The oil major rose more than 1% or 4.8p to 437.2p after a US federal appeals court ordered tighter rules on compensation to help stem bogus or inflated claims for damages by businesses.
Upbeat figures from the powerhouse Chinese economy also helped the wider FTSE 100 Index steady after falls in the previous session, up 11.5 points to 6449.
A report showed that China's services sector expanded to a six-month high in August, but markets remain cautious with no breakthrough in sight on budget negotiations and warnings from Barack Obama to Wall Street over the risk of America defaulting.
While London investors held their nerve over the crisis, Germany's Dax and France's Cac 40 fell, partly on profit taking as the single currency climbed against the dollar.
Worries took their toll on Wall Street, with the Dow Jones Industrial Average down by more than 1% by the close in London.
Sterling failed to advance on previous highs despite buoyant economic data showing the services sector had its best quarter for 16 years.
Surveys this week, also including construction and manufacturing figures, showed strong performances across the board - but also indicated growth slowing down a little.
It was enough for currency traders to take profits on the pound, which slipped a cent against the greenback to just under 1.62 US dollars and also by a cent against the single currency, to a little below 1.19 euros.
In equities, insurer Aviva helped the FTSE 100 hold its course after it completed the sale of its US arm to Athene Holding, fetching 800 million US dollars (£493 million) more than expected. Shares rose 5.6p to 413.1p.
In other corporate news, budget airline easyJet said full-year profits were set to be at the top end of City expectations - the second hike to guidance in less than three months.
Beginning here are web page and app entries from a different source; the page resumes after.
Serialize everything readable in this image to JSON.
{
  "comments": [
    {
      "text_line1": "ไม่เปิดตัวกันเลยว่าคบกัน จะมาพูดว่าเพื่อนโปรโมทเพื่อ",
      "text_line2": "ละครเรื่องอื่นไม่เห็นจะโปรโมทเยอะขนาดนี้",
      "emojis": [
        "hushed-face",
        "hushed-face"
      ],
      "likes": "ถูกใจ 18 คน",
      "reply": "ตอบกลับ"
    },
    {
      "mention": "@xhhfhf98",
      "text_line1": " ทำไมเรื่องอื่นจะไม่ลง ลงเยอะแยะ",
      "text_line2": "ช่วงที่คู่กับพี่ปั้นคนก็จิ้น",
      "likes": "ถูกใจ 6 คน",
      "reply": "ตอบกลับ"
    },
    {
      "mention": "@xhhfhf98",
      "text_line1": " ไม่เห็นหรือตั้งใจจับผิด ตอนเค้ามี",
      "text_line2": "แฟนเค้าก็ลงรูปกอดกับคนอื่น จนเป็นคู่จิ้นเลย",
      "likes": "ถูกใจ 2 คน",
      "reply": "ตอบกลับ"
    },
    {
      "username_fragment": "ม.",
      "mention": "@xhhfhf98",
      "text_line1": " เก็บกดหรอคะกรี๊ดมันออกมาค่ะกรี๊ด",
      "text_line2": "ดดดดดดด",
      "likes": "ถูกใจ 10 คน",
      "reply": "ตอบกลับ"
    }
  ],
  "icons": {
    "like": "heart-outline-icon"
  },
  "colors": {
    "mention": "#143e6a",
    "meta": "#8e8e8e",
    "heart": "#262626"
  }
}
Shares initially rose as much as 2%, but later lost ground, down 6p to 1308p.
Retailer Sports Direct International was among the biggest top flight fallers after chief executive Dave Forsey and finance director Bob Mellors took up bonus scheme options to buy a million shares and immediately sold 950,000 each.
The move raised nearly £6.5 million each, but left shares in the group 10.5p lower at 698p.
Transport firm FirstGroup was making gains in the FTSE 250 Index as the Government struck a franchise deal for its First Great Western rail business to carry on running the Great Western main line until September 2015 before bidding starts for a new long-term franchise. Shares in the group lifted 3p to 123.7p.
The biggest fallers on the FTSE 100 were Vedanta Resources, down 31p to 1059p, Fresnillo down 25p to 910p, CRH down 30p to 1466p, and Anglo American down 30p to 1472.5p.